Today I woke up in a chilly Hell's Kitchen apartment, drank hazelnut coffee while wrapped in a faux-fur blanket, then wrote the skeleton of a personal essay that I've been meaning to write for years. I woke up too late to see the orange of the sunrise. When I looked out the window the blur of pink and purple in the sky had been gone for hours. The apartment is mine. The window is mine. The coffee is mine. The writing is mine. The life is mine.
Except it doesn't feel like it. It all feels false. And I don't know if that's normal, and I don't know if not knowing if it feels normal is normal. Is a feeling like you stepped into the wrong version of yourself cliche? And if that's the case, should I corner myself into feeling content? Should I chastise myself for not being thankful for something I fought for that I no longer want?
Today I sat inside all day and tried to write four different blog posts. I started them. I stopped them. I wrote in different colors. I wrote in pink hoping that I would fall in love with my words. I wrote in orange hoping that I would learn to be funny in the brightness. That I would feel happy.
I didn't. I felt frustrated and I felt, as I always have, that orange is not meant for people like me. I'm meant to live in green and blue. And sometimes I'll lie beside someone so convincingly pink. A rich purple, even a daring red. But when they look at me they won't see my bright blues. They won't see the streams of green, finding life in every corner of the room. They'll look at me and they'll see a color I've never been. A color I'll never get to be. And I'll turn away from them, crying into their pillow without letting them know.
They'll think I'm orange until they don't think about me at all.

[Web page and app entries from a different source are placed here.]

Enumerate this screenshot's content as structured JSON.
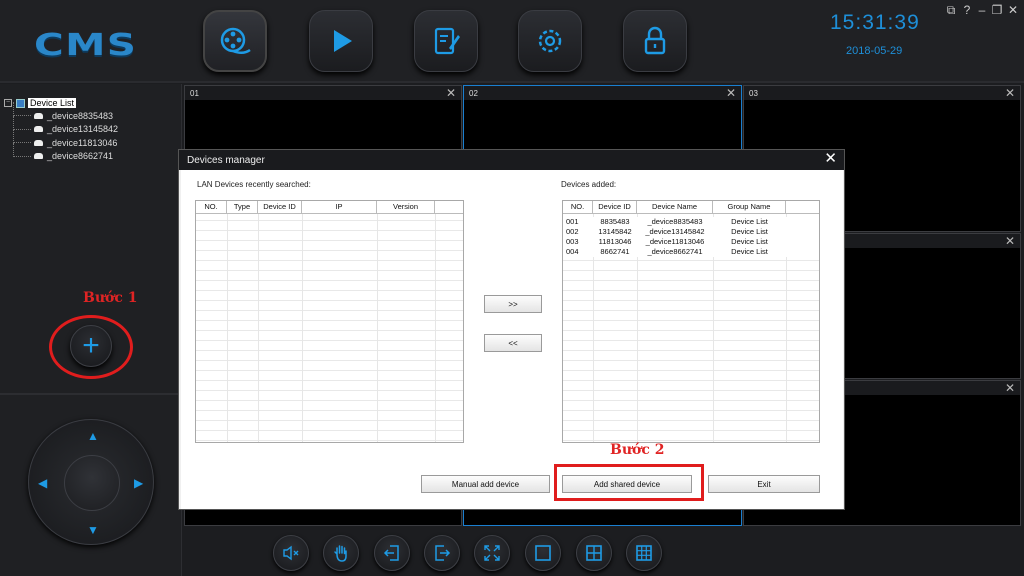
{
  "app": {
    "logo": "CMS",
    "clock_time": "15:31:39",
    "clock_date": "2018-05-29",
    "accent_color": "#1e8fd8",
    "window_controls": [
      "network-status-icon",
      "help-icon",
      "minimize-icon",
      "restore-icon",
      "close-icon"
    ],
    "window_control_glyphs": [
      "⧉",
      "?",
      "–",
      "❐",
      "✕"
    ]
  },
  "top_nav": [
    {
      "name": "video-reel-icon",
      "active": true
    },
    {
      "name": "play-icon",
      "active": false
    },
    {
      "name": "edit-document-icon",
      "active": false
    },
    {
      "name": "gear-icon",
      "active": false
    },
    {
      "name": "lock-icon",
      "active": false
    }
  ],
  "tree": {
    "root_label": "Device List",
    "expander": "−",
    "devices": [
      "_device8835483",
      "_device13145842",
      "_device11813046",
      "_device8662741"
    ]
  },
  "annotations": {
    "step1": "Bước 1",
    "step2": "Bước 2",
    "highlight_color": "#e01d1d"
  },
  "add_button_glyph": "+",
  "ptz": {
    "up": "▲",
    "down": "▼",
    "left": "◀",
    "right": "▶"
  },
  "tiles": [
    {
      "label": "01",
      "close": "✕"
    },
    {
      "label": "02",
      "close": "✕"
    },
    {
      "label": "03",
      "close": "✕"
    },
    {
      "label": "",
      "close": "✕"
    },
    {
      "label": "",
      "close": "✕"
    }
  ],
  "bottom_bar": [
    "mute-icon",
    "hand-icon",
    "exit-left-icon",
    "exit-right-icon",
    "fullscreen-icon",
    "layout-1-icon",
    "layout-4-icon",
    "layout-9-icon"
  ],
  "dialog": {
    "title": "Devices manager",
    "close": "✕",
    "lan_caption": "LAN Devices recently searched:",
    "lan_columns": [
      "NO.",
      "Type",
      "Device ID",
      "IP",
      "Version"
    ],
    "added_caption": "Devices added:",
    "added_columns": [
      "NO.",
      "Device ID",
      "Device Name",
      "Group Name"
    ],
    "added_rows": [
      [
        "001",
        "8835483",
        "_device8835483",
        "Device List"
      ],
      [
        "002",
        "13145842",
        "_device13145842",
        "Device List"
      ],
      [
        "003",
        "11813046",
        "_device11813046",
        "Device List"
      ],
      [
        "004",
        "8662741",
        "_device8662741",
        "Device List"
      ]
    ],
    "move_right": ">>",
    "move_left": "<<",
    "manual_add": "Manual add device",
    "add_shared": "Add shared device",
    "exit": "Exit"
  }
}
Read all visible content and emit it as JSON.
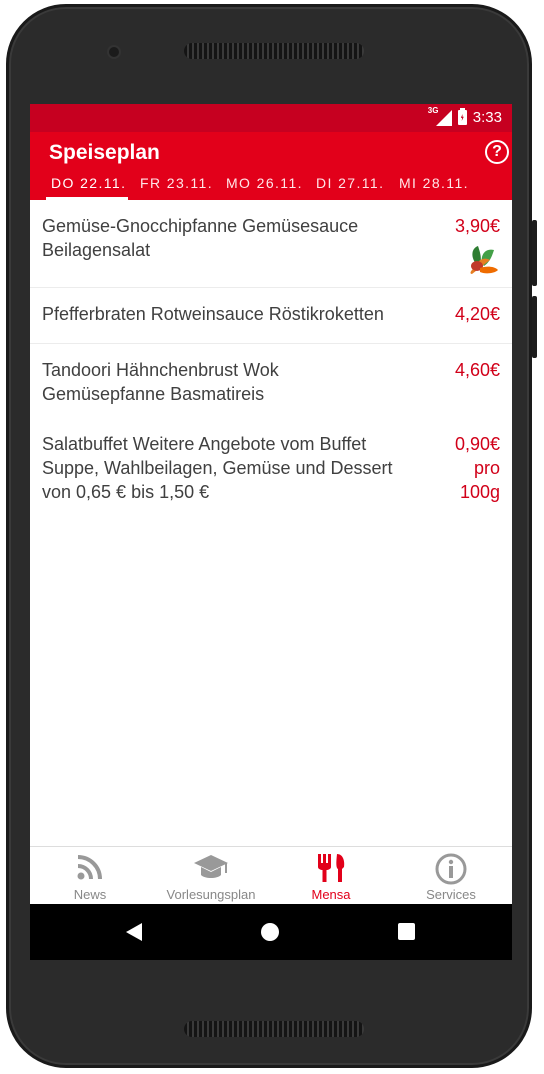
{
  "status_bar": {
    "network": "3G",
    "time": "3:33"
  },
  "app_bar": {
    "title": "Speiseplan",
    "help_icon": "help-circle-icon"
  },
  "tabs": [
    {
      "label": "DO 22.11.",
      "selected": true
    },
    {
      "label": "FR 23.11.",
      "selected": false
    },
    {
      "label": "MO 26.11.",
      "selected": false
    },
    {
      "label": "DI 27.11.",
      "selected": false
    },
    {
      "label": "MI 28.11.",
      "selected": false
    }
  ],
  "menu": [
    {
      "name_lines": [
        "Gemüse-Gnocchipfanne Gemüsesauce",
        "Beilagensalat"
      ],
      "price_lines": [
        "3,90€"
      ],
      "icon": "vegetarian-icon"
    },
    {
      "name_lines": [
        "Pfefferbraten Rotweinsauce Röstikroketten"
      ],
      "price_lines": [
        "4,20€"
      ]
    },
    {
      "name_lines": [
        "Tandoori Hähnchenbrust Wok",
        "Gemüsepfanne Basmatireis"
      ],
      "price_lines": [
        "4,60€"
      ]
    },
    {
      "name_lines": [
        "Salatbuffet Weitere Angebote vom Buffet",
        "Suppe, Wahlbeilagen, Gemüse und Dessert",
        "von 0,65 € bis 1,50 €"
      ],
      "price_lines": [
        "0,90€",
        "pro",
        "100g"
      ]
    }
  ],
  "bottom_nav": [
    {
      "label": "News",
      "icon": "rss-icon",
      "active": false
    },
    {
      "label": "Vorlesungsplan",
      "icon": "graduation-cap-icon",
      "active": false
    },
    {
      "label": "Mensa",
      "icon": "fork-knife-icon",
      "active": true
    },
    {
      "label": "Services",
      "icon": "info-icon",
      "active": false
    }
  ],
  "colors": {
    "primary": "#e2001a",
    "status_bar": "#c60020",
    "price": "#d10019",
    "text": "#404040",
    "nav_inactive": "#888888"
  }
}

Ryan C. Robert is the writer of multiple comedy blogs, most of which are satirical and self-deprecating. He writes about his life in his personal essay series "Before Color," parodies cooking blogs in "Trish's Dishes" and posts writing prompts every single day.